While there has been some improvement since Chohan began her journey – the London College of Fashion has started a programme to encourage people from ethnic minorities to go into teaching – there is still a long way to go.
“There are these nuances and things that people say or don’t say that sometimes are quite conflicting,” she explains. “We still collectively have to make a lot of effort, and we have to speak up about it and not feel afraid to address our concerns.
“I think that’s the biggest problem coming from our background; we feel that if we say this on LinkedIn, then maybe we won’t get this project, or we won’t get this speaking opportunity or that door will close. But we need to have an open discussion about our issues so that we can collectively resolve them.”
BAMME leadership programme
That’s why Chohan has decided to launch a BAMME leadership programme, as part of the Barjis Initiative to support black, Asian, marginalised (which represents white people who come from less privileged backgrounds) and minority ethnic communities. It will provide coaching and fill in the gaps to enable people to aspire to senior leadership positions. She is aiming to work with not only the fashion industry but also other sectors.
Interestingly, the initiative’s school workshops met with some resistance from Asian and black parents – the very communities she was trying to help. “That was because they felt it was distracting them from their academic education,” Chohan explains. “A lot of children, when they have to choose their GCSE options, they don’t choose art or drama. There are a lot of children who don’t have the role models at home, who don’t have that access point. It’s all about building self-esteem.
“There are a lot of issues within our community and even with white working-class boys and white working-class marginalised communities. They don’t have that role model and a lot of their parents have debt, little financial literacy or they don’t have the networks. And I feel starting at an early stage will inspire them.
“I’ve been doing this for six years, and have children who are deciding on their A levels or university telling me they are considering something in the arts because of me! That makes it worth it.”
Like many women with a demanding career, Chohan has to balance her work and home life. She describes each day as a battle – sometimes children win, sometimes business wins. It’s all about finding the best way of managing.
“I really believe in rituals when it comes to achieving what you want to achieve,” she says. “My ritual is writing a gratitude journal; I put lipstick on, to make me relax sometimes and put me into work mode because we’re working from home. I do my five-time prayers which breaks the day into five little compartments. It’s my way of focusing for five minutes on God and myself, in the form of meditation.”

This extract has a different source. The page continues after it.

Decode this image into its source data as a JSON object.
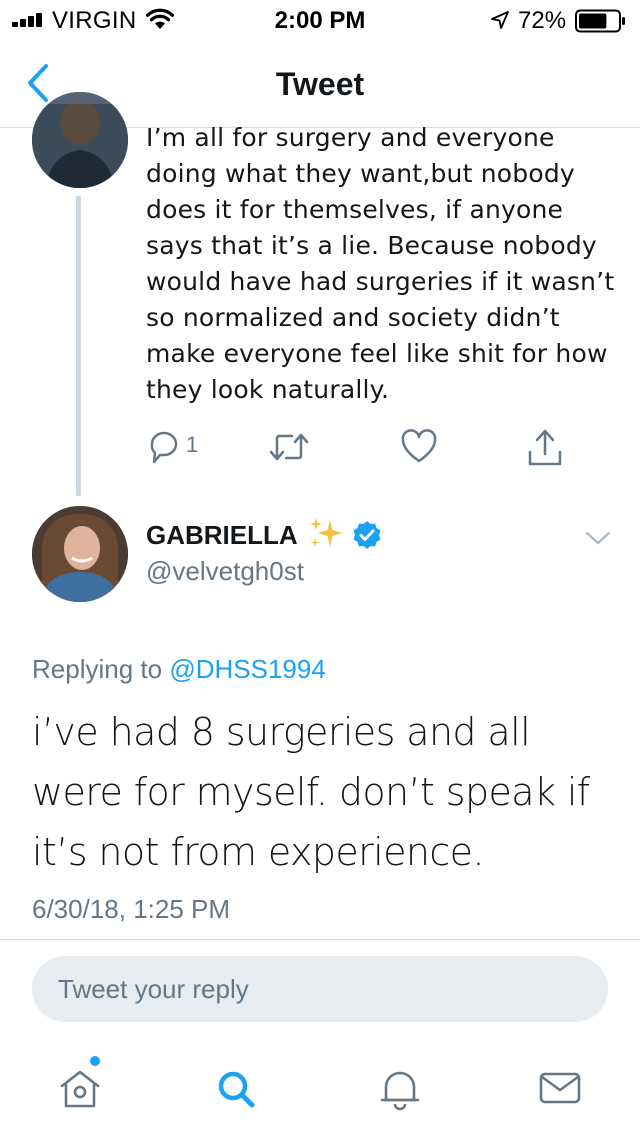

Men and women should work together
Chohan will be taking part in the virtual Women in IT Europe Summit and hopes that a key take away will be that women need to work with men, not without them.
She argues: “This thing about just trying to empower women does not work. We should ask others, especially the opposite gender, to listen and support us if we want to gain real traction. We can only change the world when we work together.
“Secondly, it’s not about competition. It’s about uplifting each other and working with our strengths instead of our weaknesses. I think sometimes there is an element of rivalry among women which I don’t like. The only way of moving forward is to uplift each other and give recommendations and referrals; if you can’t do that project, share it with someone else so they can benefit from it. Be kinder and nicer to each other. To me, that’s what empowerment is all about.
“If you really want to understand the world, you need both men and women around the table at the executive and board levels to transform lives and organisations. But we don’t want to come across as groupism – gender, BAME. There’s no point in being in our little bubbles. We need men, women, people of colour, different age groups, the disabled, whoever they are, to work together to make a better society.”
Hear more from Barjis Chohan at the Women in IT Virtual Summit, Europe 2020 on September 15. Register here.